Wednesday, July 14, 2010
Day 61. Loony Toons.
We spent last night in a campsite on the edge of the Roaches, near Leek. The Roaches, dramatic rock formations, cover quite an area. Once upon a time some of the fell runners from our athletics club were on a training run in the area and were stunned to see some wallabies hopping along. Their astonishment was not just because the marsupials were much faster than the runners, and clearly capable of winning any fell race they entered. The lads had never heard that the critters existed here. But they have been around for many a long year. I remember that in the terrible winter of 1962/3 the wallabies were expected to die out, but they survived and thrived.
Gay drove me back to Stone this morning, where I picked up the baton I had dropped there on Monday. I pressed on up the Trent and Mersey Canal.

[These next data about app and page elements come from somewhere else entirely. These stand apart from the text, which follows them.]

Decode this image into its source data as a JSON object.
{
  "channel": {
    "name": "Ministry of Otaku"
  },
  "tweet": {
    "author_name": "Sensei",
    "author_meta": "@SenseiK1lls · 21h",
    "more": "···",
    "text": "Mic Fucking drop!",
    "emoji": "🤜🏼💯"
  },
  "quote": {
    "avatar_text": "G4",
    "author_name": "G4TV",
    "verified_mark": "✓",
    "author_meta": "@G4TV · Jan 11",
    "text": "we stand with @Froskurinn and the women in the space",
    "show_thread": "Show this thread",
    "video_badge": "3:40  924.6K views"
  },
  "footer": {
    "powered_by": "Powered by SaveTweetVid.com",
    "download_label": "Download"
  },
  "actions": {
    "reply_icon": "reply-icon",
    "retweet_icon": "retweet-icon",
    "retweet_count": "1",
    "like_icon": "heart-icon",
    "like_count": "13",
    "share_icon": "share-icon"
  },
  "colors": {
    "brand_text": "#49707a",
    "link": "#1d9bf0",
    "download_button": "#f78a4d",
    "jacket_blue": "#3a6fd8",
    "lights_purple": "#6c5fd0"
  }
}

After a few kms I came to Barlaston, where I paused to take a photograph of the Plume of Feathers pub. This is probably the only pub in the world which I, not being a drinker, can be said to have frequented for a while. At a particularly turbulent period of my life, in about 1970, I was in this pub a few times. One of the regulars was a young man, clearly highly strung and excitable, who was known to other regulars, for obvious reasons, as “Loony Bassett”. He was always involved in arguments with them, and of course they would deliberately wind him up. Unfortunately, his looniness had very bad consequences for a French couple.
I had heard Loony say that he used an air rifle to shoot birds from his bedroom window. I also heard him announce that, if he were to kill somebody, he would use a gun, to make sure of the job. Not long after this, I was in the car one night when a news bulletin announced that a young French couple had been killed where they were camping in Delamere Forest, near Chester. A description of the suspect followed – it was clearly Loony Bassett.
The full story emerged the next day. Loony had taken a day trip to Rhyl or one of the resort towns on the North Wales coast. At a fun-fair, he had heard the French couple laughing. Being of the paranoid persuasion, he thought they were laughing at him, although they had probably not given him a glance or a thought. He stole a rifle from a shooting gallery, then followed them all the way back to their campsite, many miles away. I put it to the jury, your honour, that this shows evidence of premeditation. After slaughtering them, he went home, or thereabouts, drove to Barlaston Downs, a secluded local beauty spot, and gassed himself, using a tube attached to his exhaust pipe. Presumably the tube was not just lying around, so it seems he had given some forethought to that, as well.
When I was taking a photograph of Loony’s pub, I explained to an old man at a house a couple of doors away, why I was doing so. I told him the story of Loony Bassett. Amazingly, although this man, older than me, had lived in the are for all or most of his life, he did not know the story. So poor old Loony does not even get lasting fame out of his murderous exploits.
I pressed on. My walk today was only 16.5 kms, total so far 1656.5 kms. We are parked at the premises of Towtal, in Heron Cross, Stoke on Trent. Towtal are part of an organisation called Motorhome Stopovers. This consists mainly of pubs which welcome campervans overnight on their carparks, in the hope that people will emerge from the campervans and consume food or beverage on their premises. Towtal mend campervans, they make trailers to carry little cars behind campervans, and they sell secondhand campervans. I am not clear what trade they would expect to get as a result of one sleeping on their premises. Maybe just the possibility that you could use one of their other services. And maybe it works. We are here because it is ideally situated on my walk and there seems to be not a campsite nearby. We are certainly pleased with them already. As a result of a sudden gust of wind and our ignorance, the awning on the side of V-Force One has not been in a working condition since early in the trip. Thanks to a quick bit of wizardry by the head of the workshops, it is now in full useable order.